These are questions that the Canadian Wood Fibre Centre (CWFC) will try to answer with two field trials later this spring; they are aimed primarily at investigating whether densification of woody biomass at the source is a step in the right direction to making the transport of woody biomass from the source to the end user more economical.

These case studies will be held in northern Ontario and Nova Scotia as part of the first phase of CWFC’s “Innovative Woody Biomass Mid-Supply Chain Optimization” research program. Both trials will include the use of innovative and novel equipment like on-site densification units, processing various types of woody biomass. Each trial will use biomass harvested from short rotation plantations and woody biomass residue from harvest block landings that would be regularly disposed of by burning.

“The goal is to investigate portable systems that will economically handle woody biomass so that we are transporting as much process-ready material in a truckload as possible,” says Tim Keddy, CWFC Wood Fibre Development Specialist.

He adds that they are also considering the variety of end products that can be manufactured from the woody biomass and investigating various on-site processing and densification methods that will deliver a raw material best-suited for manufacturing a particular product.

“The purpose of our research is to try to link woody biomass harvesting and processing options to the end product, and to develop an entire system that determines the best mid-supply chain options for delivering woody biomass in a format that best suits the production of specific end products in the most cost effective manner,” says Keddy. “And we’re not just looking at using woody biomass to create heat and power anymore.” He added, however, that heat and power have not been ruled out either if that is the most appropriate use of the densified woody biomass in some areas.

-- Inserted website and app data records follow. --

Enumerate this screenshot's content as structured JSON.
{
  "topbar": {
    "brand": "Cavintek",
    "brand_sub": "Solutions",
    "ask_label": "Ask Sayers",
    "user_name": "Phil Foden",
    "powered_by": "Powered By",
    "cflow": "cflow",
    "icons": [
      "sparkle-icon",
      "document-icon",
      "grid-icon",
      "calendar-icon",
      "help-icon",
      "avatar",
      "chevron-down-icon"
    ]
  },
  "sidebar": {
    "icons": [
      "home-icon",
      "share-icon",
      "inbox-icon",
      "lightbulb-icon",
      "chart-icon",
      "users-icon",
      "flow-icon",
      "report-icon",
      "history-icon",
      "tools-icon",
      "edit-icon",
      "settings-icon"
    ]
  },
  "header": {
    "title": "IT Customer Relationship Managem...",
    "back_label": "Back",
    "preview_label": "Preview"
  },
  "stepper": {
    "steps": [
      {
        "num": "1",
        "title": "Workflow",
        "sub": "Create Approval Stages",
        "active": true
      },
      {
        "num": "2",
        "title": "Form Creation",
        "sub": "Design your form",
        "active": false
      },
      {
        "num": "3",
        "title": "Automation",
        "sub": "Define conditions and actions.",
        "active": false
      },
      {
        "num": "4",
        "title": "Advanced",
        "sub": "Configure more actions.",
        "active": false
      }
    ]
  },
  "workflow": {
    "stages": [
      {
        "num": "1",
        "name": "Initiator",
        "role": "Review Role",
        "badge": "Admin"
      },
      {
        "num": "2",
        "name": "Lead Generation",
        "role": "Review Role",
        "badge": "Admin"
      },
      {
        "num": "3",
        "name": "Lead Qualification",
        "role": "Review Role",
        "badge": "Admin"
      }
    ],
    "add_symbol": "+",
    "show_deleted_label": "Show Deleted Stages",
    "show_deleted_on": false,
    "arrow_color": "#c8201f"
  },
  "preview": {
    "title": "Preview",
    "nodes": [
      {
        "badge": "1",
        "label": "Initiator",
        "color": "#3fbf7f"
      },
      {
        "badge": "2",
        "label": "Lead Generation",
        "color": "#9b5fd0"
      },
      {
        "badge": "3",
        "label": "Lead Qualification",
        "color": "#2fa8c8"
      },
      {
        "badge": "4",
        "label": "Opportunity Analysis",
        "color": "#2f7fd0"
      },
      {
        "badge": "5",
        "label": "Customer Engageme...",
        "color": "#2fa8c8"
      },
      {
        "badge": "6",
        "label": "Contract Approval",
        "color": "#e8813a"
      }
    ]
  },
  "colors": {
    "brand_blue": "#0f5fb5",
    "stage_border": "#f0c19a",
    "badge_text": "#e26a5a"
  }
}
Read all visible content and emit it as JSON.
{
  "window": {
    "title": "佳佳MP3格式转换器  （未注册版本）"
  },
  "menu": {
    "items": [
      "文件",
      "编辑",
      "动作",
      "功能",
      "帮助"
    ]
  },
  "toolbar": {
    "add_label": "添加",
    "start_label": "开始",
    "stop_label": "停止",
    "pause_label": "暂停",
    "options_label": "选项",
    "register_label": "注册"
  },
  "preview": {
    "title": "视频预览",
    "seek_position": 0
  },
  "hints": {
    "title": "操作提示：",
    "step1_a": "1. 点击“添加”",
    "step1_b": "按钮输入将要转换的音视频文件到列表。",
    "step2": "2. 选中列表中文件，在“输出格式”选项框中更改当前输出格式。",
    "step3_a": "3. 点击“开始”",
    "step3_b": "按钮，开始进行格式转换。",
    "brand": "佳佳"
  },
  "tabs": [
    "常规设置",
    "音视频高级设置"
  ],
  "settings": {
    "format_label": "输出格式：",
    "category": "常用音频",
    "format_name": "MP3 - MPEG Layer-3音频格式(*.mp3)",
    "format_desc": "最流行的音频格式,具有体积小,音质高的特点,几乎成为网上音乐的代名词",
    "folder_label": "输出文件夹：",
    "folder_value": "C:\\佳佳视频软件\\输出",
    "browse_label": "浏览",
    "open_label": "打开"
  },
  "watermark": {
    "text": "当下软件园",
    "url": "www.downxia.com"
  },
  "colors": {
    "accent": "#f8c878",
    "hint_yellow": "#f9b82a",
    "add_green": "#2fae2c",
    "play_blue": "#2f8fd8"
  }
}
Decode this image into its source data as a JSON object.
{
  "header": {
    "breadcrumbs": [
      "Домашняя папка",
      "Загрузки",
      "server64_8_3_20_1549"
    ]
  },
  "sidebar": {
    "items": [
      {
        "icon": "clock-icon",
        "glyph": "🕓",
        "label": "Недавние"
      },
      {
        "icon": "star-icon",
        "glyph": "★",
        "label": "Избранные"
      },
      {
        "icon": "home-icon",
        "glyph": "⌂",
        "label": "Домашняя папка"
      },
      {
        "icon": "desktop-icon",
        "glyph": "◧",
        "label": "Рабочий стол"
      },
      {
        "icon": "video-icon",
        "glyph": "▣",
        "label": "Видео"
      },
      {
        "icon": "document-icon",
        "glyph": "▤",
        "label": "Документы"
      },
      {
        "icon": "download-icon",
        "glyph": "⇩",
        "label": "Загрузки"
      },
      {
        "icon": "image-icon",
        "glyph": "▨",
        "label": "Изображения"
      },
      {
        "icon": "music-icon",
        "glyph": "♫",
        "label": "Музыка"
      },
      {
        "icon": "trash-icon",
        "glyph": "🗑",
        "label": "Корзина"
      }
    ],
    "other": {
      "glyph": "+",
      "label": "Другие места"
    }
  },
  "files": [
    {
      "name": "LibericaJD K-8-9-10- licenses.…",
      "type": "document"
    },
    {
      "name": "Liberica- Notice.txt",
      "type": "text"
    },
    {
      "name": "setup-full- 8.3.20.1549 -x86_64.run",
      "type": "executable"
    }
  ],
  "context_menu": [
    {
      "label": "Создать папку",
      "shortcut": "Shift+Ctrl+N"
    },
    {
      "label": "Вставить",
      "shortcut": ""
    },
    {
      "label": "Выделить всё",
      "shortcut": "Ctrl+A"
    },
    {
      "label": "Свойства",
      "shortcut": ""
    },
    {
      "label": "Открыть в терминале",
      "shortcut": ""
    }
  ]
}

One densification system that will be investigated is the production of densified cylindrical biomass ‘logs’. They can be produced in a variety of lengths depending on transportation requirements. To produce the densified logs, the woody biomass will first be ground up to approximately 3” diameter chips using a horizontal bed grinder and then passed through a dryer to achieve the desired moisture content. During the densification phase, a hammer mill further reduces the material to a size that will allow for its compression. The final step is to compress the material, using the wood’s own resins as a binding agent to produce the densified log.

As part of its work in Nova Scotia, CWFC has partnered with researchers at the Verschuren Centre at Cape Breton University (CBU) and BioEnergy Inc. in Sydney, who together have developed and tested novel equipment to produce briquettes, torrefied pellets, bio-char, bio-oil and activated carbon from woody biomass. Their experience will assist CWFC in determining what type of feedstock characteristics work best for the manufacture of particular end products. This is allowing CWFC to conduct its research from the perspective of first looking at potential end products, then working backwards toward the best and most appropriate technologies that should be used at the woody biomass source to produce a feedstock with the right consistency that is also economical to transport.

As part of this trial, CWFC will also utilize CBU’s capacity to complete physical and chemical analysis of the woody biomass and the end products being produced.

Video blogs of these trials will be available online as part of Natural Resources Canada’s Innovation Hub. Anyone interested in watching the densification field trails in real time can sign up for a quick video blog presentation that CWFC is offering as part of its research trials.

For more information about these two field trials and to be notified about the live presentations, contact CWFC Wood Fibre Development Specialist Tim Keddy at (780) 435-7212 or [email protected] or Derek Sidders at (780) 435-7355.